Ultimately, all four kittens found forever homes which still gets me all sorts of choked-up. Every person (except one), thanked me and the Humane Society ladies for such a neat event. I must say, I’ve never had such a positive warm-fuzzy response to any of our events before. And people were asking if/when we’d do it again!
There definitely was a huge learning curve during the event, and I’ll share those things (including why the one person was unhappy), plus a few tips for you if you decide to try an event like this – all of this after this video that I made of the event:
Okay, so here are some things I feel that I should point out about this event in case you’re interested in doing this at your library:
- Look for areas where kittens might hide and try to block most of them. Our kittens would get overwhelmed and hide behind a huge filing cabinet (in a space that I thought that they wouldn’t be able to fit into). Then kids would bother them even more by trying to lure them out.So it’s good for them to have places to hide for a break, but hopefully it’s in an area where extraction by an adult can happen without fear of bodily harm (it took four of us after the event was over to get one of the kittens out of her hiding spot).
- We gave the kittens an hour to acclimate to the space, and then we opened the doors. Next time we’re considering having the first hour of the cafe be for adults-only. This is because there was such a rush of enthusiastic families, that the kittens were almost immediately worn out from the kids’ energy. The adults who would sit patiently sort of got the short end of the stick. Having an early adults-only time might also help the kittens acclimate further while getting used to strangers being around them.
- Speaking of kids: I think that I should put together a short script (maybe with the help of the Humane Society) to help educate them on how to treat the kittens such as “no chasing” and “you must be seated to hold a kitten.” Things like that. Many parents helped guide their children, but there were plenty of others who didn’t seem concerned that their children were being too rough on the kittens.
- Along those lines we did have one upset woman. It was tough to understand why she was upset, but from what I could gather after I asked several open ended questions was that she had expected to be able and purchase the kittens like a cup of coffee, and was upset that with 20 minutes left to go, all of the kittens were worn out, hiding, or already claimed. It seemed like she did not understand that the Humane Society adopts and does not sell animals (or force them to amuse people).So with that in mind, on our flyer I might make it clear that you can claim a kitten at the library, and then go to the Humane Society later that day to fill out the adoption papers and pay the fee. Here’s what our flyer looked like:

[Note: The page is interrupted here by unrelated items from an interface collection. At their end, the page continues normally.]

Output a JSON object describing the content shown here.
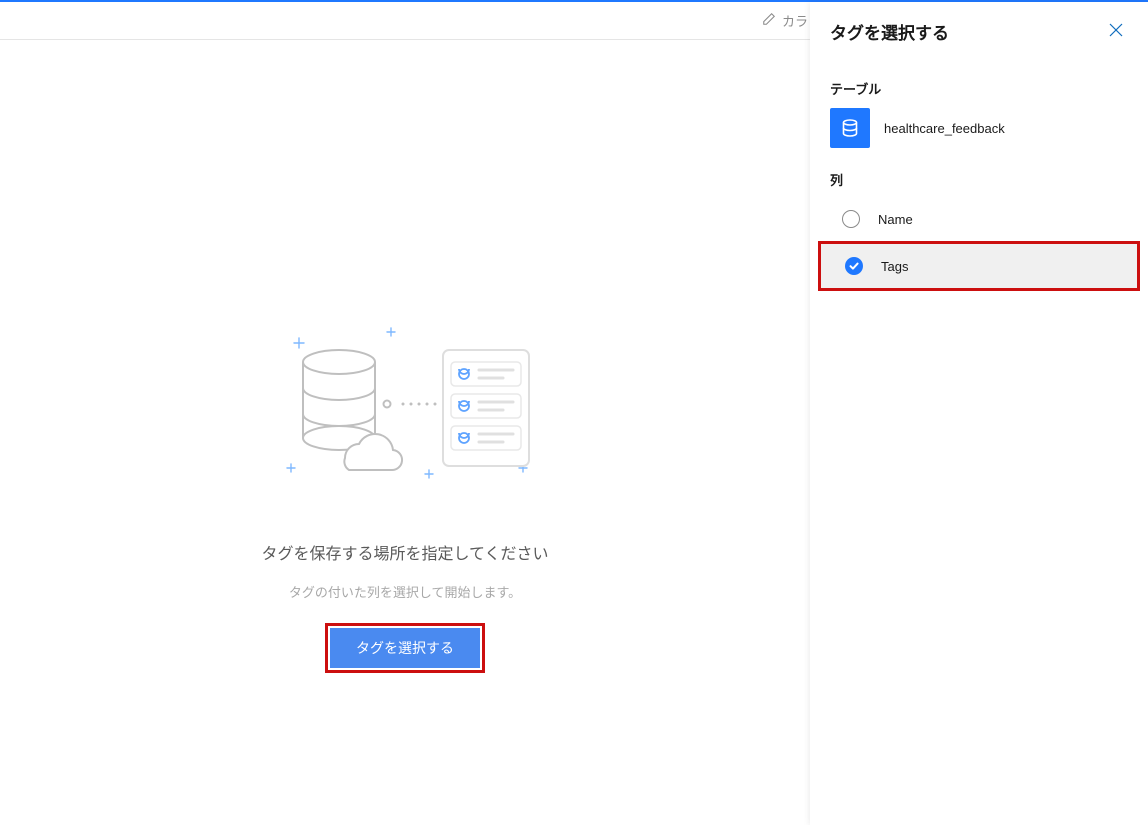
{
  "header": {
    "edit_link_label": "カラ"
  },
  "empty_state": {
    "title": "タグを保存する場所を指定してください",
    "subtitle": "タグの付いた列を選択して開始します。",
    "button_label": "タグを選択する"
  },
  "panel": {
    "title": "タグを選択する",
    "sections": {
      "table_label": "テーブル",
      "column_label": "列"
    },
    "table": {
      "name": "healthcare_feedback"
    },
    "columns": [
      {
        "name": "Name",
        "selected": false
      },
      {
        "name": "Tags",
        "selected": true
      }
    ]
  }
}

- We may also use a baby gate in the doorway instead of opening/closing the door. I’m not sure how convenient that will be for letting people in and out, but it’s something to consider. It may also help keep the number of people down in the room if they can easily look in and see what’s happening.
- One of the awesome Humane Society ladies (::waves hi to Sarah::) is also considering bringing slightly older kittens. At that point, however, we would need to be extra careful about the number of people allowed in the room at a time. We would also possibly need waivers for those going in to sign stating that they won’t hold us liable if a kitten or cat bites and/or claws them.
- Finally, if you’ve been wondering about library staff members’ allergies: it wasn’t a problem (one of the other reasons having a separate room is so great). Our Director is terribly allergic to cats, and since I cleaned/vacuumed/practically hosed down the room right after the program, she didn’t even have a sniffle come Monday morning.
And I think that about covers it! As always, don’t hesitate to reach out in the comments or by email if you have any questions. I’d love to see this awesome life-changing event (for both people and cats) sweep the nation’s libraries and Humane Societies!